O’Riley was introduced to the music of Elliott Smith late in the songwriter’s career, and not even by an original song! Smith’s cover of the Beatles’ “Because” for the film American Beauty made O’Riley sit up and take notice, an odd intoduction considering, as it is a cappella, it is a virtual photo negative of O’Riley’s work. He was later given either/or and the journey began in earnest. I once met someone who told me that once they find a writer they like, they buy every book that writer ever published and then systematically devour them one at a time. This is essentially what O’Riley did with the works of Elliott Smith, even going so far as to unearth unrecorded work, hidden tracks and various bootleg concerts. Home to Oblivion begins with two of the most recent tracks from the posthumous From a Basement on a Hill, then goes scattershot over Smith’s previous five albums, and even one Heatmiser number. O’Riley generally avoids the big crowd-pleasers such as “Angeles,” “Say Yes,” “Pitseleh,” “Needle in the Hay” or “Son of Sam,” but does throw in a few of the fan favorites such as “Stupidity Tries,” “Independence Day” and “Between the Bars.” Is O’Riley planning a second volume such as with his Radiohead project?

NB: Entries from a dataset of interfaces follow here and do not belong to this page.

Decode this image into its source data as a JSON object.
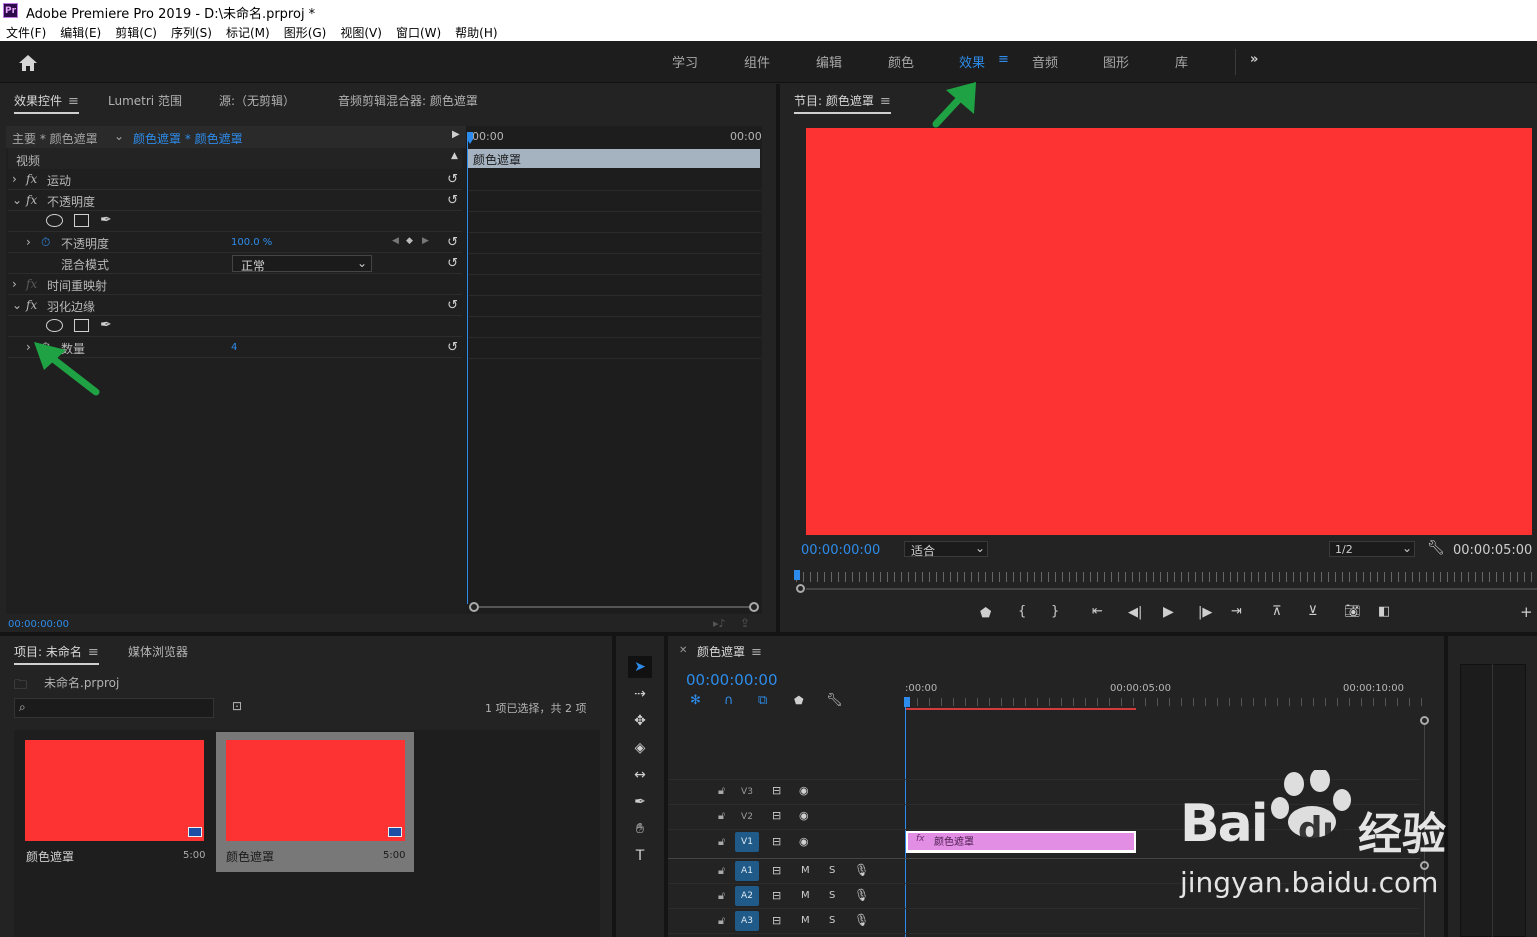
{
  "window": {
    "title": "Adobe Premiere Pro 2019 - D:\\未命名.prproj *",
    "app_icon": "Pr"
  },
  "menu": [
    "文件(F)",
    "编辑(E)",
    "剪辑(C)",
    "序列(S)",
    "标记(M)",
    "图形(G)",
    "视图(V)",
    "窗口(W)",
    "帮助(H)"
  ],
  "workspaces": [
    {
      "label": "学习",
      "active": false
    },
    {
      "label": "组件",
      "active": false
    },
    {
      "label": "编辑",
      "active": false
    },
    {
      "label": "颜色",
      "active": false
    },
    {
      "label": "效果",
      "active": true
    },
    {
      "label": "音频",
      "active": false
    },
    {
      "label": "图形",
      "active": false
    },
    {
      "label": "库",
      "active": false
    }
  ],
  "effect_controls": {
    "tabs": [
      "效果控件",
      "Lumetri 范围",
      "源:（无剪辑）",
      "音频剪辑混合器: 颜色遮罩"
    ],
    "master_label": "主要 * 颜色遮罩",
    "clip_label": "颜色遮罩 * 颜色遮罩",
    "time_start": "00:00",
    "time_end": "00:00",
    "clip_bar": "颜色遮罩",
    "section_video": "视频",
    "rows": {
      "motion": "运动",
      "opacity": "不透明度",
      "opacity_param": "不透明度",
      "opacity_value": "100.0 %",
      "blend_mode": "混合模式",
      "blend_value": "正常",
      "time_remap": "时间重映射",
      "feather": "羽化边缘",
      "amount": "数量",
      "amount_value": "4"
    },
    "timecode": "00:00:00:00"
  },
  "program": {
    "title": "节目: 颜色遮罩",
    "timecode": "00:00:00:00",
    "fit": "适合",
    "resolution": "1/2",
    "duration": "00:00:05:00",
    "frame_color": "#fd3233"
  },
  "project": {
    "tabs": [
      "项目: 未命名",
      "媒体浏览器"
    ],
    "file": "未命名.prproj",
    "selection": "1 项已选择，共 2 项",
    "items": [
      {
        "name": "颜色遮罩",
        "duration": "5:00"
      },
      {
        "name": "颜色遮罩",
        "duration": "5:00"
      }
    ]
  },
  "timeline": {
    "title": "颜色遮罩",
    "timecode": "00:00:00:00",
    "ruler": [
      ":00:00",
      "00:00:05:00",
      "00:00:10:00"
    ],
    "tracks_video": [
      "V3",
      "V2",
      "V1"
    ],
    "tracks_audio": [
      "A1",
      "A2",
      "A3"
    ],
    "mute": "M",
    "solo": "S",
    "clip_label": "颜色遮罩",
    "clip_color": "#e18ee4"
  },
  "watermark": {
    "brand": "Bai",
    "brand2": "du",
    "cn": "经验",
    "url": "jingyan.baidu.com"
  },
  "accent_color": "#2d8ceb",
  "annotation_color": "#1fa243"
}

Christopher O’Riley – Hold Me to This: Christopher O’Riley Plays Radiohead
Brad Mehldau – Art of the Trio, Vol. 3
Craig Armstrong – Piano Works
Terrance Terich firmly believes that 1985 is the best year for music. He lives near Seattle with his books, movies, and music.